Of course not all the music on offer is characterised by its mucky quality; the synths of Jahillya Fields’ “Servant Garden” ripple like a desert mirage tantalisingly on the edge of focus, Steve Moore’s “Frigia” combines the distinct lines of Tangerine Dream with a solid techno beat, Marcos Cabral’s “24 Hour Flight” offers crisp hi-hats and distinct yet subtle chimes and Legowelt’s “Ferns From Draconis” is a typically thick piece of impressionistic Chicago-inspired house. But although these tracks may lack the scuzz of their companions, their unfussy, loop-driven arrangements lend themselves a psychedelic quality.

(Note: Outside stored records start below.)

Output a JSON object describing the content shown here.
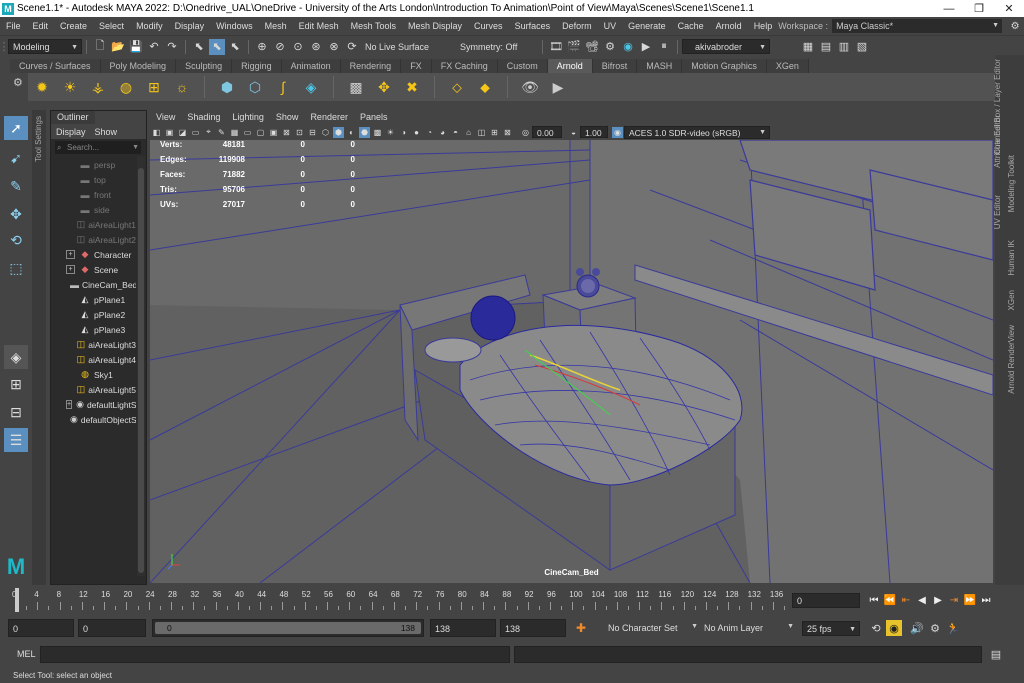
{
  "window": {
    "title": "Scene1.1* - Autodesk MAYA 2022: D:\\Onedrive_UAL\\OneDrive - University of the Arts London\\Introduction To Animation\\Point of View\\Maya\\Scenes\\Scene1\\Scene1.1",
    "minimize": "—",
    "maximize": "❐",
    "close": "✕"
  },
  "menubar": {
    "items": [
      "File",
      "Edit",
      "Create",
      "Select",
      "Modify",
      "Display",
      "Windows",
      "Mesh",
      "Edit Mesh",
      "Mesh Tools",
      "Mesh Display",
      "Curves",
      "Surfaces",
      "Deform",
      "UV",
      "Generate",
      "Cache",
      "Arnold",
      "Help"
    ],
    "workspace_label": "Workspace :",
    "workspace_value": "Maya Classic*"
  },
  "statusline": {
    "menuset": "Modeling",
    "live_surface": "No Live Surface",
    "symmetry": "Symmetry: Off",
    "user": "akivabroder"
  },
  "shelf": {
    "tabs": [
      "Curves / Surfaces",
      "Poly Modeling",
      "Sculpting",
      "Rigging",
      "Animation",
      "Rendering",
      "FX",
      "FX Caching",
      "Custom",
      "Arnold",
      "Bifrost",
      "MASH",
      "Motion Graphics",
      "XGen"
    ],
    "active_tab": "Arnold"
  },
  "toolsettings_label": "Tool Settings",
  "outliner": {
    "tab": "Outliner",
    "menu": [
      "Display",
      "Show"
    ],
    "search_placeholder": "Search...",
    "items": [
      {
        "label": "persp",
        "icon": "camera-icon",
        "expand": false,
        "dim": true
      },
      {
        "label": "top",
        "icon": "camera-icon",
        "expand": false,
        "dim": true
      },
      {
        "label": "front",
        "icon": "camera-icon",
        "expand": false,
        "dim": true
      },
      {
        "label": "side",
        "icon": "camera-icon",
        "expand": false,
        "dim": true
      },
      {
        "label": "aiAreaLight1",
        "icon": "area-light-icon",
        "expand": false,
        "dim": true
      },
      {
        "label": "aiAreaLight2",
        "icon": "area-light-icon",
        "expand": false,
        "dim": true
      },
      {
        "label": "Character",
        "icon": "group-icon",
        "expand": true,
        "dim": false
      },
      {
        "label": "Scene",
        "icon": "group-icon",
        "expand": true,
        "dim": false
      },
      {
        "label": "CineCam_Bed",
        "icon": "camera-icon",
        "expand": false,
        "dim": false
      },
      {
        "label": "pPlane1",
        "icon": "mesh-icon",
        "expand": false,
        "dim": false
      },
      {
        "label": "pPlane2",
        "icon": "mesh-icon",
        "expand": false,
        "dim": false
      },
      {
        "label": "pPlane3",
        "icon": "mesh-icon",
        "expand": false,
        "dim": false
      },
      {
        "label": "aiAreaLight3",
        "icon": "area-light-icon",
        "expand": false,
        "dim": false
      },
      {
        "label": "aiAreaLight4",
        "icon": "area-light-icon",
        "expand": false,
        "dim": false
      },
      {
        "label": "Sky1",
        "icon": "sky-icon",
        "expand": false,
        "dim": false
      },
      {
        "label": "aiAreaLight5",
        "icon": "area-light-icon",
        "expand": false,
        "dim": false
      },
      {
        "label": "defaultLightSet",
        "icon": "set-icon",
        "expand": true,
        "dim": false
      },
      {
        "label": "defaultObjectSet",
        "icon": "set-icon",
        "expand": false,
        "dim": false
      }
    ]
  },
  "viewport": {
    "menu": [
      "View",
      "Shading",
      "Lighting",
      "Show",
      "Renderer",
      "Panels"
    ],
    "exposure": "0.00",
    "gamma": "1.00",
    "color_space": "ACES 1.0 SDR-video (sRGB)",
    "hud": [
      {
        "label": "Verts:",
        "v1": "48181",
        "v2": "0",
        "v3": "0"
      },
      {
        "label": "Edges:",
        "v1": "119908",
        "v2": "0",
        "v3": "0"
      },
      {
        "label": "Faces:",
        "v1": "71882",
        "v2": "0",
        "v3": "0"
      },
      {
        "label": "Tris:",
        "v1": "95706",
        "v2": "0",
        "v3": "0"
      },
      {
        "label": "UVs:",
        "v1": "27017",
        "v2": "0",
        "v3": "0"
      }
    ],
    "camera_name": "CineCam_Bed",
    "axis_labels": {
      "x": "x",
      "y": "y",
      "z": "z"
    }
  },
  "right_tabs": [
    "Channel Box / Layer Editor",
    "Attribute Editor",
    "Modeling Toolkit",
    "UV Editor",
    "Human IK",
    "XGen",
    "Arnold RenderView"
  ],
  "timeslider": {
    "ticks": [
      "0",
      "4",
      "8",
      "12",
      "16",
      "20",
      "24",
      "28",
      "32",
      "36",
      "40",
      "44",
      "48",
      "52",
      "56",
      "60",
      "64",
      "68",
      "72",
      "76",
      "80",
      "84",
      "88",
      "92",
      "96",
      "100",
      "104",
      "108",
      "112",
      "116",
      "120",
      "124",
      "128",
      "132",
      "136"
    ],
    "current_frame": "0"
  },
  "range": {
    "start": "0",
    "anim_start": "0",
    "slider_start": "0",
    "slider_end": "138",
    "anim_end": "138",
    "end": "138",
    "character_set": "No Character Set",
    "anim_layer": "No Anim Layer",
    "fps": "25 fps"
  },
  "commandline": {
    "label": "MEL"
  },
  "helpline": {
    "text": "Select Tool: select an object"
  }
}
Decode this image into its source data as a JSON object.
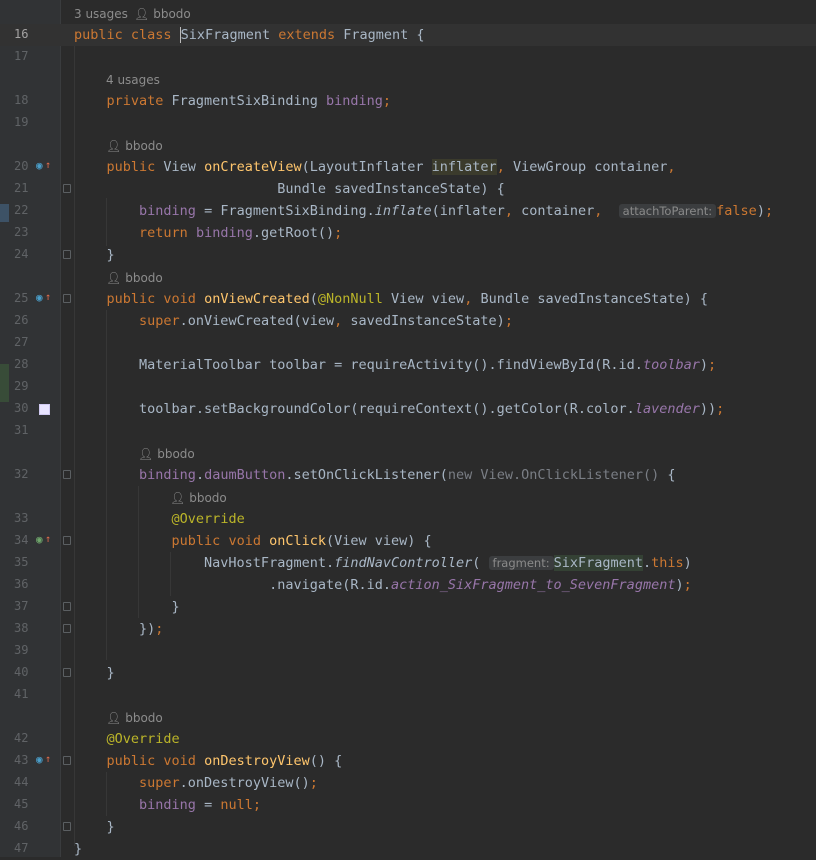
{
  "editor": {
    "language": "Java",
    "current_line": "16",
    "usages_hint": {
      "usages": "3 usages",
      "author": "bbodo",
      "field_usages": "4 usages"
    },
    "author_hint": "bbodo",
    "lines": [
      {
        "n": "16",
        "text": "public class SixFragment extends Fragment {"
      },
      {
        "n": "17",
        "text": ""
      },
      {
        "n": "18",
        "text": "    private FragmentSixBinding binding;"
      },
      {
        "n": "19",
        "text": ""
      },
      {
        "n": "20",
        "text": "    public View onCreateView(LayoutInflater inflater, ViewGroup container,"
      },
      {
        "n": "21",
        "text": "                             Bundle savedInstanceState) {"
      },
      {
        "n": "22",
        "text": "        binding = FragmentSixBinding.inflate(inflater, container,  attachToParent: false);"
      },
      {
        "n": "23",
        "text": "        return binding.getRoot();"
      },
      {
        "n": "24",
        "text": "    }"
      },
      {
        "n": "25",
        "text": "    public void onViewCreated(@NonNull View view, Bundle savedInstanceState) {"
      },
      {
        "n": "26",
        "text": "        super.onViewCreated(view, savedInstanceState);"
      },
      {
        "n": "27",
        "text": ""
      },
      {
        "n": "28",
        "text": "        MaterialToolbar toolbar = requireActivity().findViewById(R.id.toolbar);"
      },
      {
        "n": "29",
        "text": ""
      },
      {
        "n": "30",
        "text": "        toolbar.setBackgroundColor(requireContext().getColor(R.color.lavender));"
      },
      {
        "n": "31",
        "text": ""
      },
      {
        "n": "32",
        "text": "        binding.daumButton.setOnClickListener(new View.OnClickListener() {"
      },
      {
        "n": "33",
        "text": "            @Override"
      },
      {
        "n": "34",
        "text": "            public void onClick(View view) {"
      },
      {
        "n": "35",
        "text": "                NavHostFragment.findNavController( fragment: SixFragment.this)"
      },
      {
        "n": "36",
        "text": "                        .navigate(R.id.action_SixFragment_to_SevenFragment);"
      },
      {
        "n": "37",
        "text": "            }"
      },
      {
        "n": "38",
        "text": "        });"
      },
      {
        "n": "39",
        "text": ""
      },
      {
        "n": "40",
        "text": "    }"
      },
      {
        "n": "41",
        "text": ""
      },
      {
        "n": "42",
        "text": "    @Override"
      },
      {
        "n": "43",
        "text": "    public void onDestroyView() {"
      },
      {
        "n": "44",
        "text": "        super.onDestroyView();"
      },
      {
        "n": "45",
        "text": "        binding = null;"
      },
      {
        "n": "46",
        "text": "    }"
      },
      {
        "n": "47",
        "text": "}"
      }
    ],
    "inlay_hints": {
      "attach_to_parent": "attachToParent:",
      "fragment": "fragment:"
    },
    "colors": {
      "background": "#2b2b2b",
      "keyword": "#cc7832",
      "method": "#ffc66d",
      "field": "#9876aa",
      "annotation": "#bbb529",
      "text": "#a9b7c6",
      "line_number": "#606366",
      "color_swatch_lavender": "#e8e4ff"
    },
    "icons": [
      "person-icon",
      "implements-icon",
      "override-arrow-icon",
      "run-icon",
      "fold-icon",
      "color-swatch-icon"
    ]
  }
}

They unfurl, existing in their own elongated portion of time; this is nowhere more obvious than on “360 Waves”, a previously unreleased Bookworms track whose polished oscillations slow down to a crawl, dragging your temporal perception along with it. Psychedelia and noise have always been bedfellows, and anyone who has seen one of Morelli’s DJ sets will attest to the uncompromising way he combines these elements in a tracky house and techno context together with an innate understanding of their power on the dancefloor. It’s this pure reduction of forms that sit just outside dance music that has made the label’s output so unexpectedly compelling, its artists mutating the DNA of noise and psychedelia to create both superior and wildly deformed impressions of techno, house and ambient music.

L.I.E.S. are by no means the first label in New York to explore dance music through other genres; parallels can be drawn with DFA, whose early output melded contemporary strains of disco with post-punk, or RVNG, who have successfully fused an enthusiasm for edit culture with the avant-garde. But as years have gone by, RVNG has moved further away from dancefloor concerns, while DFA have forgone a breadth of output to focus more on core artists such as Yacht and Factory Floor. Although it would be tempting to suggest that L.I.E.S. are simply filling the club-focused gap these labels have left, no New York-based label that ths writer can remember in over a decade of listening to dance music has pumped out 12”s with such conviction – not even in the 2007-2009 period when DFA was at its peak. As such American Noise is the ideal primer for the confused observer, and easily the most vital compilation of contemporary electronic music to come out of New York since the second DFA Compilation released in 2004 – something that comes as no faint praise.

Scott Wilson



1. Jahilyya Fields – Servant Garden
2. Steve Moore – Frigia
3. Marcos Cabral – 24 Hour Flight
4. Legowelt – Sark Island Acid
5. Terekke – Pf Pf Pass
6. Maxmillion Dunbar – Cassette Arabic
7. Bookworms – African Rhythms
8. Torn Hawk – Shock Tape
9. Two Dogs in a House – 5th Floor
10. Svengalisghost – Deep Into Memory
11. Vapauteen – Measure


1. Torn Hawk – This is Crime & Lace
2. Bonquiqui – Sandsovtime
3. Terekke – Asidis
4. Legowelt – Ferns From Draconis
5. Bookworms – 360 Waves
6. Unknown Artist – Journey I.
7. Delroy Edwards – Feelings
8. Xosar – Tropical Cruize (Delroy Edwards Remix)
9. Svengalisghost – Untitled
10. Marcos Cabral – Tio Rico
11. Hassan – Merciful And Blessed
12. Beau Wanzer – Jail Lock